European Commission survey shows citizens worry about interference ahead of the European elections

Brussels, 26 November 2018
The European Commission dedicates its annual Fundamental Rights Colloquium to “Democracy in the EU” at a time when Europeans worry about interference in elections.
A new Eurobarometer survey sheds light on the expectations of Europeans for the May 2019 European elections and what would motivate them to cast their vote. It also shows that a majority of EU citizens are worried that disinformation campaigns, data breaches and cyberattacks will interfere with electoral processes.

What Europeans want ahead of European elections
• 42 % of Europeans went to the polls for the 2014 European elections. The figures published today indicate what could bring more Europeans to vote:
• 43 % of the respondents would like to receive more information on the EU and its impact on their daily lives;
• 31 % want more young people standing as candidates.

Concerns related to elections
Today’s figures show that Europeans are worried about interference in the elections:
• 61% worry that elections can be manipulated through cyberattacks,
• 59% worry about foreign actors and criminal groups influencing elections
• 67% worry that personal data left online could be used to target the political messages they see.

But Europeans overwhelmingly agree (74- 81%) on the way to tackle these threats:
• by introducing more transparency to online social media platforms, including on clearly indicating who is behind online advertisement;
by giving equal opportunities to all political parties to access online services to compete for voters’ attention;
• by giving a right to reply for candidates or political parties on social media;
• by introducing the same silence period online as already exists for traditional media.

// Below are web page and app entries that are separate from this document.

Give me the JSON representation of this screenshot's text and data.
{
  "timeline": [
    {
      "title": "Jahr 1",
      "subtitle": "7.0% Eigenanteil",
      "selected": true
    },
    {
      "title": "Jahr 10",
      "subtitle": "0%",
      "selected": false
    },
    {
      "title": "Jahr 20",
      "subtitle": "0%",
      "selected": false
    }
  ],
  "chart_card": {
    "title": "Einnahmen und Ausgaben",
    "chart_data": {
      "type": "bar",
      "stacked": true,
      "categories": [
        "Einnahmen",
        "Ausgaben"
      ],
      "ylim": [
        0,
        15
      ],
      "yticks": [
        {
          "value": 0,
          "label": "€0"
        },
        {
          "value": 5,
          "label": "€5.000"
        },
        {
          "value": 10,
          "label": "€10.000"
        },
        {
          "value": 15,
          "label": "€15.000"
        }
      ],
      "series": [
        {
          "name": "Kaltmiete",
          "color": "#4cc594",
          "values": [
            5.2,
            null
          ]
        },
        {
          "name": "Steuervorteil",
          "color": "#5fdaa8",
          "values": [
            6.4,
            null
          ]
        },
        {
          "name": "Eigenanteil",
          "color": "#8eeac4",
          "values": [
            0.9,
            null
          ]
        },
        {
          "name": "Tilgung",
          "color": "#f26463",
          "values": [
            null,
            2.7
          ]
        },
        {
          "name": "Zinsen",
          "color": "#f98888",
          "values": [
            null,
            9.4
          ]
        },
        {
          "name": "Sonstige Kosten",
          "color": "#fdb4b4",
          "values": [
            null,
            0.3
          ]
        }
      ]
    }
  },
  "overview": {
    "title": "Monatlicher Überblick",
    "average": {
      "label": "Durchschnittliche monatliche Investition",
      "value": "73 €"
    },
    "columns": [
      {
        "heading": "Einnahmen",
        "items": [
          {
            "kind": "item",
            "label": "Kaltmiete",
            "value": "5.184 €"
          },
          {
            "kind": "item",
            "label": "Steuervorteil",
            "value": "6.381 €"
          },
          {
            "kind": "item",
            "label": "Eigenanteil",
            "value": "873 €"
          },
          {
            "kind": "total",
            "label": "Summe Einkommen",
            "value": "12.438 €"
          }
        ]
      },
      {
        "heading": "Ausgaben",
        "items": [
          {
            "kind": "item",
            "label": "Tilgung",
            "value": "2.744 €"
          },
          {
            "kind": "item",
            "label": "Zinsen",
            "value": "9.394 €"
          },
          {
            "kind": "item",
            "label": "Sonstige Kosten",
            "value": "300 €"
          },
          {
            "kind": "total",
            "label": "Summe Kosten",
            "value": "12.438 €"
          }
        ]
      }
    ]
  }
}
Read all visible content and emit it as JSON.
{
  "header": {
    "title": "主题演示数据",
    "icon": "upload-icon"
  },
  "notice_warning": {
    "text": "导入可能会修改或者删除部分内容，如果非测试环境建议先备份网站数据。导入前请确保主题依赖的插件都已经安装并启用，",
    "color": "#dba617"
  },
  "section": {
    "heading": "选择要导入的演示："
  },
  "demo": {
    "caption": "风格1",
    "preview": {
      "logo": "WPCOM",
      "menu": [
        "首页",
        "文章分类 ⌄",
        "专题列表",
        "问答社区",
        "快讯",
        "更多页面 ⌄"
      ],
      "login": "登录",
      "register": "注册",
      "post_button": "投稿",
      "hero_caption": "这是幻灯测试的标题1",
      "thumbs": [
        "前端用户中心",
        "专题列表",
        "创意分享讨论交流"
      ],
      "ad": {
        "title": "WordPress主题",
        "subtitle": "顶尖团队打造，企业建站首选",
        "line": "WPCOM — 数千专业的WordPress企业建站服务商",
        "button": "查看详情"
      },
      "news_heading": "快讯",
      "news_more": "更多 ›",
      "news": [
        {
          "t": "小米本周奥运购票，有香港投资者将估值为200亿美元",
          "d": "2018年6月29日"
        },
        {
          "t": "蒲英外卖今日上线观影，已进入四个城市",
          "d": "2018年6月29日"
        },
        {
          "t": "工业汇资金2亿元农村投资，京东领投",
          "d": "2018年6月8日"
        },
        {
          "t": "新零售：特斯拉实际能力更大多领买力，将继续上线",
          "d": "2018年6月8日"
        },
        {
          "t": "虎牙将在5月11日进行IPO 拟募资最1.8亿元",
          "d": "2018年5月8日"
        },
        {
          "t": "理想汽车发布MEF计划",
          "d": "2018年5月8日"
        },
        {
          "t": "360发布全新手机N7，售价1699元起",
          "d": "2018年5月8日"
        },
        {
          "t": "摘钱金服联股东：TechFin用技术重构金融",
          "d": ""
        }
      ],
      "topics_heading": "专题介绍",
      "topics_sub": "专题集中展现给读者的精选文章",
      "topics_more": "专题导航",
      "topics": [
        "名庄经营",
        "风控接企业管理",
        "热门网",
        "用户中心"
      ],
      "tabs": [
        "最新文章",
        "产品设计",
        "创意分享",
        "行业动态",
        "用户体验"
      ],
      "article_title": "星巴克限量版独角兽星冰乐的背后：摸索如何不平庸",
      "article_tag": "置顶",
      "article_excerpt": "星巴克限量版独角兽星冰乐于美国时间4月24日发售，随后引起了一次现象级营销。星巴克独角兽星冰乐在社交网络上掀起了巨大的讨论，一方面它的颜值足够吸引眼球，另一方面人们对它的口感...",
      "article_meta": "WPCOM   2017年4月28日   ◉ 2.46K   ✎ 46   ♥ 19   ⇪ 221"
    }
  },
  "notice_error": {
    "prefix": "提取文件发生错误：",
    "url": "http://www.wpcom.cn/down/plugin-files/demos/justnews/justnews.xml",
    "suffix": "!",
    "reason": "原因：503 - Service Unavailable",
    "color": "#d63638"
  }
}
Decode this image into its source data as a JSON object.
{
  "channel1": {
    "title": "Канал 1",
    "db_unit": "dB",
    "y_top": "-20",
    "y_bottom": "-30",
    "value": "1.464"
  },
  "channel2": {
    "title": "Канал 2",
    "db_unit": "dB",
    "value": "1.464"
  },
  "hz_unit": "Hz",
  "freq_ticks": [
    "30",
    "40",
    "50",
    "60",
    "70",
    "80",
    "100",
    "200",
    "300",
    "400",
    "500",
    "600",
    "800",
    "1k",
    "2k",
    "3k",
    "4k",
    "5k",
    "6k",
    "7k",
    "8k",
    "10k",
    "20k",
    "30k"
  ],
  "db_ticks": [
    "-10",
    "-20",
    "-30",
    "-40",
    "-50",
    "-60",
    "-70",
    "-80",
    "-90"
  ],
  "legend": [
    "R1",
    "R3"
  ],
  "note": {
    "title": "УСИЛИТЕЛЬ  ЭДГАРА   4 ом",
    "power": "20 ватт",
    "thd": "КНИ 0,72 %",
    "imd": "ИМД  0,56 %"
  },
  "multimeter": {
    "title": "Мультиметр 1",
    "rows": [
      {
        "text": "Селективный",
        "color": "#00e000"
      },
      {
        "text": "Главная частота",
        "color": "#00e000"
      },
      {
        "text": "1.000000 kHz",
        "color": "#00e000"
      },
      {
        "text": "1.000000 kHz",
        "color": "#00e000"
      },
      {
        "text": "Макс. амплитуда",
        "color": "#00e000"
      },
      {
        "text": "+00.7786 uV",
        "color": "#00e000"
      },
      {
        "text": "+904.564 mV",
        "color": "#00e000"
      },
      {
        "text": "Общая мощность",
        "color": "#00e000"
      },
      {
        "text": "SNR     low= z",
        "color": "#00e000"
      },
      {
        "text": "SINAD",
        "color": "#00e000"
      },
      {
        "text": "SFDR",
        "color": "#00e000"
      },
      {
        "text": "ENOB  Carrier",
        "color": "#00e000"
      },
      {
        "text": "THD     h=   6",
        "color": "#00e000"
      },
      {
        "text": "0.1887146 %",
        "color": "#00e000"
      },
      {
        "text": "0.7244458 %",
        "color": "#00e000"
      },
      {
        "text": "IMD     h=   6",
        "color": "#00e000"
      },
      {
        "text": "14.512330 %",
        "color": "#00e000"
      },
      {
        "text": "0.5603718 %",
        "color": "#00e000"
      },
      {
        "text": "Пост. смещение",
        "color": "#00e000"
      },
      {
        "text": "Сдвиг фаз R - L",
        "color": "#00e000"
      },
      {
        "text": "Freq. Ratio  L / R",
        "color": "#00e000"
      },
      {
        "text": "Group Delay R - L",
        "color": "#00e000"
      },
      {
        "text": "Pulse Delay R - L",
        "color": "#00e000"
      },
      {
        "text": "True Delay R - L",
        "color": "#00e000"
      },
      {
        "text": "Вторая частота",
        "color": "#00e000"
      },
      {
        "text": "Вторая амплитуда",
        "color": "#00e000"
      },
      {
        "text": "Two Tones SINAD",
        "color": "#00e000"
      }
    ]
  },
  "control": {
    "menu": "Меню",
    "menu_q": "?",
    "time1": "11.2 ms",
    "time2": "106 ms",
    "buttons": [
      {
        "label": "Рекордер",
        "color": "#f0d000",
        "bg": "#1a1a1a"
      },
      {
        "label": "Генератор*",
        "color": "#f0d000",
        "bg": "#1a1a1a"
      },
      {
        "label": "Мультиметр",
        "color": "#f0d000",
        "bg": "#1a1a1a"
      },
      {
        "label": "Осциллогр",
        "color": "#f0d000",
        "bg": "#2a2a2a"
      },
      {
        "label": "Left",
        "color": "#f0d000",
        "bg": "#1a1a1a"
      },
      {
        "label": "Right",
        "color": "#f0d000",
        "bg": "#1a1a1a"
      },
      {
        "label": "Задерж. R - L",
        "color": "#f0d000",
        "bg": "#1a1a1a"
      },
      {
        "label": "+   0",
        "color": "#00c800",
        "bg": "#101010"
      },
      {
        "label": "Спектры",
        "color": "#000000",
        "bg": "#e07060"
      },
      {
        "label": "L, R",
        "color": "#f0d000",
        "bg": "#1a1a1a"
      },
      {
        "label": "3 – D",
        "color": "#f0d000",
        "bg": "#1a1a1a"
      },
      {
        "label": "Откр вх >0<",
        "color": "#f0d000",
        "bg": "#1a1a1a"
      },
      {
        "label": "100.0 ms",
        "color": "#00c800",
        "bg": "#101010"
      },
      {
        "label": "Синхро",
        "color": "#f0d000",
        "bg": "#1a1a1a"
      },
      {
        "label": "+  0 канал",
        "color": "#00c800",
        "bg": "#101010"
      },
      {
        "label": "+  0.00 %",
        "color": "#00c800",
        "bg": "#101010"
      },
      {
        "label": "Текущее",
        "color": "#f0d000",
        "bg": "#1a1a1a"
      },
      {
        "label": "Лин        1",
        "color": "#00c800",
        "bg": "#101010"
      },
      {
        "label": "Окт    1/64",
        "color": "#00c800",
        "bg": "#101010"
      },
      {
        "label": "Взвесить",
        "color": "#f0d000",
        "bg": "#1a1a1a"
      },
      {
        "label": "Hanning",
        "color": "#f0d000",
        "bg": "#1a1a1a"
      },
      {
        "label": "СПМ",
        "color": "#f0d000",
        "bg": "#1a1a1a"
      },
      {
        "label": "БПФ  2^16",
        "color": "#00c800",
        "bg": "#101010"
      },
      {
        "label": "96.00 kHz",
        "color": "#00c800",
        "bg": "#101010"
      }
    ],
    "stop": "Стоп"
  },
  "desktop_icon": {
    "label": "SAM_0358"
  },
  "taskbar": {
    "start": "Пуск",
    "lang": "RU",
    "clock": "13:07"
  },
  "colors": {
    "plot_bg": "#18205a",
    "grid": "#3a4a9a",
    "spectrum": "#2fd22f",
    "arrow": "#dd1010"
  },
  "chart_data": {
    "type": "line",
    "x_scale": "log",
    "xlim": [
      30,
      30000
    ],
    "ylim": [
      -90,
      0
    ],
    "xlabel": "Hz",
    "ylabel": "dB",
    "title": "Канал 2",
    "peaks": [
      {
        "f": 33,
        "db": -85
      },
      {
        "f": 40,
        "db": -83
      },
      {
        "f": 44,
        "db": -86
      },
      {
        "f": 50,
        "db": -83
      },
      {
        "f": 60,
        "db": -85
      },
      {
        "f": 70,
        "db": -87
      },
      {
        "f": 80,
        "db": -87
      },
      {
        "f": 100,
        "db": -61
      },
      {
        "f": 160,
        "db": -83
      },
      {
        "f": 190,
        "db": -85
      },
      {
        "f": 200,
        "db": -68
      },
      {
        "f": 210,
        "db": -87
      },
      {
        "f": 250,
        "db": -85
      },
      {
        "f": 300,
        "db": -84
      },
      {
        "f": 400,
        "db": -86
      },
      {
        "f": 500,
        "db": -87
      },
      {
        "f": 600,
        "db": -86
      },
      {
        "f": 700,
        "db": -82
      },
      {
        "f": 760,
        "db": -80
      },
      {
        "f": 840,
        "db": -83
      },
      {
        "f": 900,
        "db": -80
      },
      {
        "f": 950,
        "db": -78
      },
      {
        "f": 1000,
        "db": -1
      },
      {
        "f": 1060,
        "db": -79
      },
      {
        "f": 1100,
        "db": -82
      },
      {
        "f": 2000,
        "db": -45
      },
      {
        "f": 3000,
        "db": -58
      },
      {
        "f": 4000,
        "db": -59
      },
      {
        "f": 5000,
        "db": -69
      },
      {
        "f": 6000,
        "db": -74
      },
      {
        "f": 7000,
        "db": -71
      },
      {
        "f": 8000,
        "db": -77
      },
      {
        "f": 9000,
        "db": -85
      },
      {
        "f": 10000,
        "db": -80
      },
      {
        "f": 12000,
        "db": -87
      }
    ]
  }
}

In September, the European Commission already put forward a set of concrete measures to make sure that next year’s European Parliament elections are organised in a free, fair and secure manner. The measures include greater transparency in online political advertisements and the possibility to impose sanctions for the illegal use of personal data in order to deliberately influence the outcome of the European elections.
Source: European Commission – Press release: